Data shown ->
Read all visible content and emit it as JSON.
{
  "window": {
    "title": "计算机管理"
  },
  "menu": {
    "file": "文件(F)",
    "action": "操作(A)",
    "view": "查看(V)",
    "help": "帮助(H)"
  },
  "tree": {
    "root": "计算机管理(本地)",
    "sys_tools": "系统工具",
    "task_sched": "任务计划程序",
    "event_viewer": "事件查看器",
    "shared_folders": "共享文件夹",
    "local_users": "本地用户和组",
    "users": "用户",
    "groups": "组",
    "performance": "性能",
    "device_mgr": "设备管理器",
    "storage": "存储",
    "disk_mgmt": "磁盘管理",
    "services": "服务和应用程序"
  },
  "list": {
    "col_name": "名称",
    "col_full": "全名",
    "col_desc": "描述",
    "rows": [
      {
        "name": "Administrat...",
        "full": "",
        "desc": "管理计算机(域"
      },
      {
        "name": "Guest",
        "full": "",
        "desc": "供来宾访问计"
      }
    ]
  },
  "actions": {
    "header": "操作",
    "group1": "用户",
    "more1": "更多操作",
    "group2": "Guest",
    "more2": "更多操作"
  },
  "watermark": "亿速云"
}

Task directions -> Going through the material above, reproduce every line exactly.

Response ->
Read all visible content and emit it as JSON.
{
  "window": {
    "title": "计算机管理"
  },
  "menu": {
    "file": "文件(F)",
    "action": "操作(A)",
    "view": "查看(V)",
    "help": "帮助(H)"
  },
  "tree": {
    "root": "计算机管理(本地)",
    "sys_tools": "系统工具",
    "task_sched": "任务计划程序",
    "event_viewer": "事件查看器",
    "shared_folders": "共享文件夹",
    "local_users": "本地用户和组",
    "users": "用户",
    "groups": "组",
    "performance": "性能",
    "device_mgr": "设备管理器",
    "storage": "存储",
    "disk_mgmt": "磁盘管理",
    "services": "服务和应用程序"
  },
  "list": {
    "col_name": "名称",
    "col_full": "全名",
    "col_desc": "描述",
    "rows": [
      {
        "name": "Administrat...",
        "full": "",
        "desc": "管理计算机(域"
      },
      {
        "name": "Guest",
        "full": "",
        "desc": "供来宾访问计"
      }
    ]
  },
  "actions": {
    "header": "操作",
    "group1": "用户",
    "more1": "更多操作",
    "group2": "Guest",
    "more2": "更多操作"
  },
  "watermark": "亿速云"
}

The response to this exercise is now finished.